Studying late with other students of the same major, having a similar schedule as other athletes and networking with students with similar GPAs are among the reasons why interest in Wright State’s many Theme and Interest Floors has grown.
Incoming freshmen showed a record-breaking interest in themed housing options, which motivated Residence Life and Housing to restructure its themed housing communities. More than 920 first-year students showed interested in living in a themed community.
Wright State currently offers Residence Hall Communities for students majoring or interested in the fields of community engagement, business, education, engineering and computer science, health, fine arts, theatre, motion pictures and STEM. Additionally, housing options are available to nontraditional students and students in the Honors Program. Each program is assigned a resident assistant (RA) of the same major or interest.
“I think more students are coming to college knowing what they want to do,” said Jen Attenweiler, the associate director of Residence Life and Housing. “I think students are having a better understanding of what they want to do, and I think students are interested in (themed communities) because it helps connect them to their major.”
“I think the sense of community is a lot better since they know they’re with people that have the same major and you’re around them a lot more,” said Samantha Wank, a nursing major who is an RA in Hamilton Hall, a housing community for STEM and engineering majors.
The housing communities offer a variety of amenities and benefits based on the theme of the community floor.
There are a 3-D printer, computers with engineering software and classrooms with tutors in Hamilton Hall, said Hannah Livingston, an electrical engineering major and RA in Hamilton Hall.
The themed community for theatre students provides space for dancing and practicing singing, said Caroline Brendsel, a music education major who is an RA in the Honors Community.
“They have each other to practice their lines with and having those peers around helps them to learn better,” she said.
The Honors Community is available for students majoring in health, community engagement, engineering, theatre and motion pictures.
The Woods Community is designated for students interested in fine arts, education and business. Residence Life and Housing plans to expand the community space for students in the education and business themes.
Other benefits include living close to campus, meeting with on- and off-campus organizations in the field, exam reviews with RAs and having access to computer software and resources in your field.
“There is research that shows that students who live on campus are more likely to graduate on time and have a higher GPA living with people that are in the same theme and interest communities,” Attenweiler said. “That helps them be more successful with their classes and studies.”

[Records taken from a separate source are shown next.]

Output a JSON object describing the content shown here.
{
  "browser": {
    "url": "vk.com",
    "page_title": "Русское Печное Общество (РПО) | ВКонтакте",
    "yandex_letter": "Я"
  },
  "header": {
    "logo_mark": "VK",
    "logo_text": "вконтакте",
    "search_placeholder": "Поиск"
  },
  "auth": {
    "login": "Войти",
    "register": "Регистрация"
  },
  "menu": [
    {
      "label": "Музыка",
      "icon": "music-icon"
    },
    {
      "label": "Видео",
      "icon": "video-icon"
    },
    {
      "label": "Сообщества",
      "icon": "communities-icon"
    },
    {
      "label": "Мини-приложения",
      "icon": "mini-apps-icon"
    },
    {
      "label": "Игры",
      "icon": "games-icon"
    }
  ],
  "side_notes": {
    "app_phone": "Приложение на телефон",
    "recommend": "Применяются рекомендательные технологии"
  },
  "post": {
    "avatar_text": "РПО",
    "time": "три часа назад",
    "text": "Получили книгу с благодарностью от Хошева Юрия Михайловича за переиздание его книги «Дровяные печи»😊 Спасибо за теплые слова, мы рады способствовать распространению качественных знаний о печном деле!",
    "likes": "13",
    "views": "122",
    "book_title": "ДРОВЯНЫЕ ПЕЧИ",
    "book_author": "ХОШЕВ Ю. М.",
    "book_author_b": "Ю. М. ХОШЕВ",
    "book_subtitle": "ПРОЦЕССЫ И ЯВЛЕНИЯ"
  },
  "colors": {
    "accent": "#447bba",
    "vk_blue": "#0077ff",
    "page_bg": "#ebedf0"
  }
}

More information on campus housing and Theme and Interest Floors is available on the Residence Life and Housing website.